In this original BTB Investigation, we unveil the tragic story of Kirk Murphy, a four-year-old boy who was treated for “cross-gender disturbance” in 1970 by a young grad student by the name of George Rekers. This story is a stark reminder that there are severe and damaging consequences when therapists try to ensure that boys will be boys.
When we first reported on three American anti-gay activists traveling to Kampala for a three-day conference, we had no idea that it would be the first report of a long string of events leading to a proposal to institute the death penalty for LGBT people. But that is exactly what happened. In this report, we review our collection of more than 500 posts to tell the story of one nation’s embrace of hatred toward gay people. This report will be updated continuously as events continue to unfold. Check here for the latest updates.
In 2005, the Southern Poverty Law Center wrote that “[Paul] Cameron’s ‘science’ echoes Nazi Germany.” What the SPLC didn”t know was Cameron doesn’t just “echo” Nazi Germany. He quoted extensively from one of the Final Solution’s architects. This puts his fascination with quarantines, mandatory tattoos, and extermination being a “plausible idea” in a whole new and deeply disturbing light.

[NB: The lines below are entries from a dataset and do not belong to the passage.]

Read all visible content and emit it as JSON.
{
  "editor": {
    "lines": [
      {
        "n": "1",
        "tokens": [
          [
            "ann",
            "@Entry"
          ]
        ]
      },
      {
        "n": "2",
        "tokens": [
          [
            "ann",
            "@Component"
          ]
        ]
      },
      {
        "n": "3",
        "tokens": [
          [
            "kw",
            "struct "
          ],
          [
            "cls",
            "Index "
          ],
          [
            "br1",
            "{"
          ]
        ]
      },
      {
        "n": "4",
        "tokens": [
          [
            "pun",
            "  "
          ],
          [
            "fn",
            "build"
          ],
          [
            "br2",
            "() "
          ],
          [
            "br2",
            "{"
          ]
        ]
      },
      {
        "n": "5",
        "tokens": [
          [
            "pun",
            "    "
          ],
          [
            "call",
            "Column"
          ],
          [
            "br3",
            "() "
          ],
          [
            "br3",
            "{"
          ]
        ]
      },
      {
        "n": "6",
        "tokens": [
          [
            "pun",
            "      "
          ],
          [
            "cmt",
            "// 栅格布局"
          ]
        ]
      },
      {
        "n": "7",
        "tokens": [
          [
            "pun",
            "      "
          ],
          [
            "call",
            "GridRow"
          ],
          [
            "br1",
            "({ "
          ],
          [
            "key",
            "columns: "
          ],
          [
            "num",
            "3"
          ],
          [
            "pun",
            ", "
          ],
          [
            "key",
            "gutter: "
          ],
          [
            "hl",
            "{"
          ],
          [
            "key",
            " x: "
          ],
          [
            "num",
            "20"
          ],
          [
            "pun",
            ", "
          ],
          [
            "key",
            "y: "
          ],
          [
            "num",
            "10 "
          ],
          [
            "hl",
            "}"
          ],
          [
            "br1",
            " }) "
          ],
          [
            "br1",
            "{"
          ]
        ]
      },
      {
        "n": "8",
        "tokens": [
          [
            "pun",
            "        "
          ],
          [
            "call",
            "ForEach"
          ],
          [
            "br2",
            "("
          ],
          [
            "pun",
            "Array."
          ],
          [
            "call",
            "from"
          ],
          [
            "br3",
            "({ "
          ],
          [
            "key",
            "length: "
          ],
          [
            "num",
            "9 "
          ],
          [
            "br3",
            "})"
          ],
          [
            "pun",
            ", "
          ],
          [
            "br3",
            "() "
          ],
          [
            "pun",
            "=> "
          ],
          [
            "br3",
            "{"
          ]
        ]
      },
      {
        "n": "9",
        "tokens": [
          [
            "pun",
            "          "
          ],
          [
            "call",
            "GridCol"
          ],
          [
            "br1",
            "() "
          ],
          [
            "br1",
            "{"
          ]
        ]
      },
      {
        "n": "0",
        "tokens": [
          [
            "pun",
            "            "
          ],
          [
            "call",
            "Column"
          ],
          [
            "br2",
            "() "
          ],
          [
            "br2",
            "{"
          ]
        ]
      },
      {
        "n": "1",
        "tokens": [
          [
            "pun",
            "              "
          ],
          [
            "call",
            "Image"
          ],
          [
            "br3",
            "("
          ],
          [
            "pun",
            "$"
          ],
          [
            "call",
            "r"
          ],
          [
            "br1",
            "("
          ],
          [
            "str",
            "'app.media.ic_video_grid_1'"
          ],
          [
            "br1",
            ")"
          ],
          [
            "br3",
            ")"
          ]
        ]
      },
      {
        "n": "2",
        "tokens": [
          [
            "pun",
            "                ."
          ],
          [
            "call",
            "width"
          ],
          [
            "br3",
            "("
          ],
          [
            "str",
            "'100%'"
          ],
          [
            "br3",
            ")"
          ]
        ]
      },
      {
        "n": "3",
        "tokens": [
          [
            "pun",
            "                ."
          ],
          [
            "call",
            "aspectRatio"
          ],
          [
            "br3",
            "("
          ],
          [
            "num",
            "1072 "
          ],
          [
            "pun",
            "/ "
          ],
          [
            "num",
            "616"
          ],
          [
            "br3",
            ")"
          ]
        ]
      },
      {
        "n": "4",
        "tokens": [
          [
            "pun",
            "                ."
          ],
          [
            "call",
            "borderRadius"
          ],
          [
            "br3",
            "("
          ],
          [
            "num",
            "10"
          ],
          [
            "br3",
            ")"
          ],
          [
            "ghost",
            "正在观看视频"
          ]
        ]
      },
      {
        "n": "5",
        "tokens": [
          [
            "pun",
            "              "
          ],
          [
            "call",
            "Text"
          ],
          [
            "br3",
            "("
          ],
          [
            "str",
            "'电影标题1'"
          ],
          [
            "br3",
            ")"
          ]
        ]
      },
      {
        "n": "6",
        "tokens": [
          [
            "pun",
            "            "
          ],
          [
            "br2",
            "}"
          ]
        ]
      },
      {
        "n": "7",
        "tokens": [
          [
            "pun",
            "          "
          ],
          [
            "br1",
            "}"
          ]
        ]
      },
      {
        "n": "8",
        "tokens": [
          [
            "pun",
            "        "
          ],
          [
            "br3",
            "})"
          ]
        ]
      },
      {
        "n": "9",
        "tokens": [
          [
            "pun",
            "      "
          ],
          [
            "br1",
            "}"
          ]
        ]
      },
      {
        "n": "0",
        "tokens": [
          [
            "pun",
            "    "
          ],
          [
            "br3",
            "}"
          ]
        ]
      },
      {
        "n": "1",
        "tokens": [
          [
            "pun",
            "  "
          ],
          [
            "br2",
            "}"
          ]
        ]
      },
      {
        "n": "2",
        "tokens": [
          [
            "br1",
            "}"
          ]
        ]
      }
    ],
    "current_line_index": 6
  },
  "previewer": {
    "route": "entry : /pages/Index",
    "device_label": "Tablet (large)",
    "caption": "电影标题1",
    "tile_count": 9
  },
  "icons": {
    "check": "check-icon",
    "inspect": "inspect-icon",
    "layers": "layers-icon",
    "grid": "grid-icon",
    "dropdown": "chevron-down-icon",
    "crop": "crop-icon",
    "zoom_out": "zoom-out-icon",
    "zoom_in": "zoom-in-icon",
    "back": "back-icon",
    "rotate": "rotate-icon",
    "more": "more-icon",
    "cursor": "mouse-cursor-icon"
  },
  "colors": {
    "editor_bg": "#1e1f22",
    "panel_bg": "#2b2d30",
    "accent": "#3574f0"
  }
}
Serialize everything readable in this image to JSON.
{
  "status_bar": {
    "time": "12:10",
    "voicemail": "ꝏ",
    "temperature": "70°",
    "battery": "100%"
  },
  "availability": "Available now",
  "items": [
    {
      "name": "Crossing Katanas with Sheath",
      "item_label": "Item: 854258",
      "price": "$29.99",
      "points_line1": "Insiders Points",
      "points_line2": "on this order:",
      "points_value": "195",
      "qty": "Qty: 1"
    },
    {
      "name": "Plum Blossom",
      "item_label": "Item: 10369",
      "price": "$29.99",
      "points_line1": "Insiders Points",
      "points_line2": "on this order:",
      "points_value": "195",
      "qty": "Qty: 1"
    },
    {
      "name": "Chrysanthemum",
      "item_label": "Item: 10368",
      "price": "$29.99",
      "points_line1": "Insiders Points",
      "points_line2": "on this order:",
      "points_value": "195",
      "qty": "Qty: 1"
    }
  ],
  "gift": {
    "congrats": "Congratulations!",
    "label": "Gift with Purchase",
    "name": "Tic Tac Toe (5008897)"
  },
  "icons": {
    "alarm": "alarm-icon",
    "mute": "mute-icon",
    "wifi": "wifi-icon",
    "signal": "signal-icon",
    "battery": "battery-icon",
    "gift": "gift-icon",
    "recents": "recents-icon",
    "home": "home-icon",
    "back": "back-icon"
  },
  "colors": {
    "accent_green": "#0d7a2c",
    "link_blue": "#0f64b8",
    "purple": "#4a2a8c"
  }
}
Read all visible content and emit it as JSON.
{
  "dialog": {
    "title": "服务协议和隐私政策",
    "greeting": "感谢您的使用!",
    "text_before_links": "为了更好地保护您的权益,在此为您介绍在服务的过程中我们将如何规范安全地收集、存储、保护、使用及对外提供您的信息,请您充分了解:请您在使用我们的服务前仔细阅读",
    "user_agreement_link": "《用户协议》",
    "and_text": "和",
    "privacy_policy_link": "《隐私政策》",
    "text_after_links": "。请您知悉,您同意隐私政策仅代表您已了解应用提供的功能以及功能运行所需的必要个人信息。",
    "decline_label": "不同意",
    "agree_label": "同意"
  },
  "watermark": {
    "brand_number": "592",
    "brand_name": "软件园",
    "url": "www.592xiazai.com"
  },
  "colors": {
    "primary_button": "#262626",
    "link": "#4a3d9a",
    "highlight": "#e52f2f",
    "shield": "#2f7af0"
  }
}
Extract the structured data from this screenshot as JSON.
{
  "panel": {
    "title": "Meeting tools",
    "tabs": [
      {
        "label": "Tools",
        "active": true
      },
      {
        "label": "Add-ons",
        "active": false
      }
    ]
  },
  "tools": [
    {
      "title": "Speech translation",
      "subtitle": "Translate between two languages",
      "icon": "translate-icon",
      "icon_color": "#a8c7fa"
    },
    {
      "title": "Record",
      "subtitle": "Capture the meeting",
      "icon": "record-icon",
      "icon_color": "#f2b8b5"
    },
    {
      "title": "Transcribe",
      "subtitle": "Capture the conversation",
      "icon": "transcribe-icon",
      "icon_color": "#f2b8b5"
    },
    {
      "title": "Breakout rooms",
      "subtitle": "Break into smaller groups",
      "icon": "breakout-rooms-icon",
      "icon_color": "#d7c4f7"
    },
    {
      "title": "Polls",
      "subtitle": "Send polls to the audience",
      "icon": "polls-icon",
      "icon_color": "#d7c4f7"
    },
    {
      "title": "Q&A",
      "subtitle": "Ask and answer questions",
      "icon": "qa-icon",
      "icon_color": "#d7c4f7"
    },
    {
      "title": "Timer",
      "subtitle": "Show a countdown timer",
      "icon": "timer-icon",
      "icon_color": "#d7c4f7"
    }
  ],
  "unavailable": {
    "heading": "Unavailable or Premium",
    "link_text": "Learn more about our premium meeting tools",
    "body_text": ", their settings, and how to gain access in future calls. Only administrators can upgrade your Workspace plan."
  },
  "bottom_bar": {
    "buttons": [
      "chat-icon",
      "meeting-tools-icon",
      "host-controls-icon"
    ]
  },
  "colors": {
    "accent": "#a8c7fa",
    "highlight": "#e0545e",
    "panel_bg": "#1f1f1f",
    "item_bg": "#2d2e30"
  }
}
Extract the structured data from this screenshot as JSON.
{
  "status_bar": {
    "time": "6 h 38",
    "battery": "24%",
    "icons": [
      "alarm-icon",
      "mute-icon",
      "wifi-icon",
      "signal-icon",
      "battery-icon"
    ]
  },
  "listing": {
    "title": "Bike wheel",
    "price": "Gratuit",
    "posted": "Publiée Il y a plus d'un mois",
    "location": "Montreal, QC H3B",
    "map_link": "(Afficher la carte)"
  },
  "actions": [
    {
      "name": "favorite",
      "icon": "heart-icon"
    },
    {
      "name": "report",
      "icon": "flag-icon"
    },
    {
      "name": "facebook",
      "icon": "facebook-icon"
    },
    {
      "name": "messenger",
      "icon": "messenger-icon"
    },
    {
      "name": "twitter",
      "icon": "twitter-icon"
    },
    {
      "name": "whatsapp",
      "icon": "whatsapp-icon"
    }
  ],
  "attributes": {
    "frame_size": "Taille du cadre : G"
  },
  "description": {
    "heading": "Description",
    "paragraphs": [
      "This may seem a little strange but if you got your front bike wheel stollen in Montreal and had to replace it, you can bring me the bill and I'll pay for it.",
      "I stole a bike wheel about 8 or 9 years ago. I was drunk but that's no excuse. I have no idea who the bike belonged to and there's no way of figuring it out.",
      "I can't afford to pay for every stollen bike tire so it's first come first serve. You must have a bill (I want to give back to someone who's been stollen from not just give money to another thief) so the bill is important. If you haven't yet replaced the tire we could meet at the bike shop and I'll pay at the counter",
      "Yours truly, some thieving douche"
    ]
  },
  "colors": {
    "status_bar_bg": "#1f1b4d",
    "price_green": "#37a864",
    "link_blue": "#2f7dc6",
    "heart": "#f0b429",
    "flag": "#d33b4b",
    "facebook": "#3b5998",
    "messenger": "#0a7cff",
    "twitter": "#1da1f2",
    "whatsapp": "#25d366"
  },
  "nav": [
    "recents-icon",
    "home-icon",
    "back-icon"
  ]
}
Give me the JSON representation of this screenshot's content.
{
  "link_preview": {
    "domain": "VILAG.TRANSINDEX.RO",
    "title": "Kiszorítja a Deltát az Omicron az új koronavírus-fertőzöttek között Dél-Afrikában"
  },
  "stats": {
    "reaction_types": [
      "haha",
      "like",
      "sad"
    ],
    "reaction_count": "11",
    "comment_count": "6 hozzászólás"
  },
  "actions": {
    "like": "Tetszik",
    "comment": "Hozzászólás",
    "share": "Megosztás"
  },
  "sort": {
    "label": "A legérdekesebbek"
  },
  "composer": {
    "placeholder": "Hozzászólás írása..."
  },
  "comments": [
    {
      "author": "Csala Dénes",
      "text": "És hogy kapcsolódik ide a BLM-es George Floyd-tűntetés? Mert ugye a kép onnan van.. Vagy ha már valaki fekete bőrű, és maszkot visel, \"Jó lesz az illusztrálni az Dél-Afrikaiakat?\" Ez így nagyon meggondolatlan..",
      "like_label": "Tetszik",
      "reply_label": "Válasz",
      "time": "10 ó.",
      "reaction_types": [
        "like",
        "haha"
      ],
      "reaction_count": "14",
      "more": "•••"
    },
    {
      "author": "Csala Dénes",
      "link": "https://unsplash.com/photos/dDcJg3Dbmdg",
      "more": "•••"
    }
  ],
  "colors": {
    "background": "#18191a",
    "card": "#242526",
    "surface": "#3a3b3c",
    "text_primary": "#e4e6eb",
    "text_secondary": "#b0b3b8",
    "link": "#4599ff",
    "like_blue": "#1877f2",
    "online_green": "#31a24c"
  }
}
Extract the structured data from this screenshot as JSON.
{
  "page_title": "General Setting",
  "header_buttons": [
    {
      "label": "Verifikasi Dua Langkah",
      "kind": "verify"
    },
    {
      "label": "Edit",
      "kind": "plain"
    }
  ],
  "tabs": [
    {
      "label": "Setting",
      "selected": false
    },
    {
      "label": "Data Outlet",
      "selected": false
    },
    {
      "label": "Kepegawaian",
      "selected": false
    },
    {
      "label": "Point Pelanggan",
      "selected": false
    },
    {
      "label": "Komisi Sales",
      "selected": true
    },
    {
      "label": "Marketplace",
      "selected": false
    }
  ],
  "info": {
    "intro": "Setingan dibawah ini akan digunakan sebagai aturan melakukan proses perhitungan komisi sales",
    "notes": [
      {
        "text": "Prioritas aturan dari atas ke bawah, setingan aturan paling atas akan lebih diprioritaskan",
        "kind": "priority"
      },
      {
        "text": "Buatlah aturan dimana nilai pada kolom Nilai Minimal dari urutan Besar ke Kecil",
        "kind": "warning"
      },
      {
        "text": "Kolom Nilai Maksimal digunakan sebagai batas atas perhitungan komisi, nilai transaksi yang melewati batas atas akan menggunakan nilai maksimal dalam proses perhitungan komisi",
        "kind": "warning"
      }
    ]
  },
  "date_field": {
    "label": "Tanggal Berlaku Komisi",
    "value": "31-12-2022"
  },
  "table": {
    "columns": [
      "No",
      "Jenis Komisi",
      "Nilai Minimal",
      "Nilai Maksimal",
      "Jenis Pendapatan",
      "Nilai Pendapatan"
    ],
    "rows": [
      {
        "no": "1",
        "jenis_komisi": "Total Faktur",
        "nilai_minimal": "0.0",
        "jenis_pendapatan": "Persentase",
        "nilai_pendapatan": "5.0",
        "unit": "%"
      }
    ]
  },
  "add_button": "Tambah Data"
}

On February 10, I attended an all-day “Love Won Out” ex-gay conference in Phoenix, put on by Focus on the Family and Exodus International. In this series of reports, I talk about what I learned there: the people who go to these conferences, the things that they hear, and what this all means for them, their families and for the rest of us.
Prologue: Why I Went To “Love Won Out”
Part 1: What’s Love Got To Do With It?
Part 2: Parents Struggle With “No Exceptions”
Part 3: A Whole New Dialect
Part 4: It Depends On How The Meaning of the Word "Change" Changes
Part 5: A Candid Explanation For "Change"
Using the same research methods employed by most anti-gay political pressure groups, we examine the statistics and the case studies that dispel many of the myths about heterosexuality. Download your copy today!
And don‘t miss our companion report, How To Write An Anti-Gay Tract In Fifteen Easy Steps.
Anti-gay activists often charge that gay men and women pose a threat to children. In this report, we explore the supposed connection between homosexuality and child sexual abuse, the conclusions reached by the most knowledgeable professionals in the field, and how anti-gay activists continue to ignore their findings. This has tremendous consequences, not just for gay men and women, but more importantly for the safety of all our children.
Anti-gay activists often cite the “Dutch Study” to claim that gay unions last only about 1½ years and that the these men have an average of eight additional partners per year outside of their steady relationship. In this report, we will take you step by step into the study to see whether the claims are true.
Tony Perkins’ Family Research Council submitted an Amicus Brief to the Maryland Court of Appeals as that court prepared to consider the issue of gay marriage. We examine just one small section of that brief to reveal the junk science and fraudulent claims of the Family “Research” Council.
The FBI’s annual Hate Crime Statistics aren’t as complete as they ought to be, and their report for 2004 was no exception. In fact, their most recent report has quite a few glaring holes. Holes big enough for Daniel Fetty to fall through.